Although HEDC had few staff in its early years, it performed a significant role; ‘there was growing awareness of the need for stimulating teaching’ reported the director, David Teather, in 1983. A recent two-day seminar on ‘helping students succeed’ had attracted 140 staff and ‘there was now hardly a department which did not make regular use of the resources at HEDC’ for producing teaching aids. That was just as well, since students ‘now came from school expecting to make use of technology in their work’. Computers became a significant part of that technology, and in 1986 Graham Webb joined the HEDC team; his ‘major responsibility’ was ‘to advise staff members on the educational uses of computers on campus’. Otago’s computing services centre also developed a team with expertise in computer-aided learning and in the 1990s HEDC’s audio-visual production section joined them as part of information technology services. HEDC continued to research and disseminate information on tertiary teaching, provide advice and run courses, notably for new academic staff; from 1996 staff could obtain a formal qualification – a postgraduate diploma in tertiary teaching – taught by the centre. The centre also supported Otago staff from other departments working on teaching-related research and new innovations. To help ‘enhance’ learning and teaching, the university offered special grants for research and innovation in teaching.

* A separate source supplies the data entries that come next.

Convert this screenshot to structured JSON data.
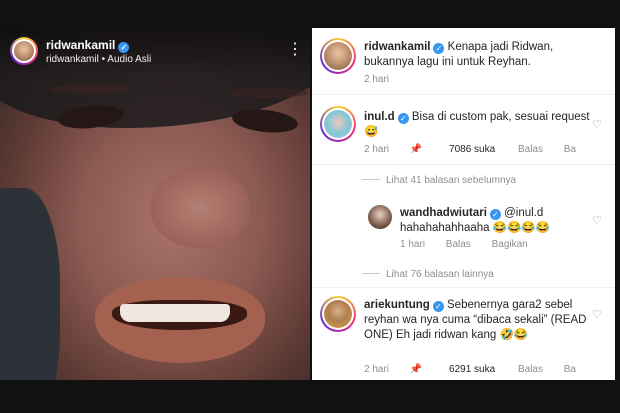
{
  "video": {
    "username": "ridwankamil",
    "subtitle": "ridwankamil • Audio Asli",
    "more_icon": "more-vert-icon"
  },
  "caption": {
    "username": "ridwankamil",
    "text": "Kenapa jadi Ridwan, bukannya lagu ini untuk Reyhan.",
    "time": "2 hari"
  },
  "comments": [
    {
      "username": "inul.d",
      "text": "Bisa di custom pak, sesuai request 😅",
      "time": "2 hari",
      "likes": "7086 suka",
      "reply": "Balas",
      "extra": "Ba"
    },
    {
      "username": "wandhadwiutari",
      "text": "@inul.d hahahahahhaaha 😂😂😂😂",
      "time": "1 hari",
      "reply": "Balas",
      "share": "Bagikan"
    },
    {
      "username": "ariekuntung",
      "text": "Sebenernya gara2 sebel reyhan wa nya cuma “dibaca sekali” (READ ONE) Eh jadi ridwan kang 🤣😂",
      "time": "2 hari",
      "likes": "6291 suka",
      "reply": "Balas",
      "extra": "Ba"
    }
  ],
  "view_previous": "Lihat 41 balasan sebelumnya",
  "view_more": "Lihat 76 balasan lainnya",
  "icons": {
    "verified": "verified-badge-icon",
    "heart": "heart-outline-icon",
    "pin": "pin-icon"
  },
  "colors": {
    "verified": "#3897f0",
    "muted_text": "#8e8e8e",
    "text": "#262626"
  }
}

HEDC assisted with course evaluations, which gave students an opportunity to provide feedback on their teachers and courses. Staff could use them to identify weaknesses in their teaching which required work, or as evidence of their skills when seeking promotion. In an era of growing emphasis on quality assurance, they helped ‘measure’ courses in departments which were up for review. With a growing body of research from staff and postgraduate students on many aspects of higher education, plus a range of courses and support services for academics wanting to make their teaching more effective, Otago had travelled a long way from the days of Sale scoring papers at ‘minus 200’ and Gilray ‘dictating at a relentless pace’.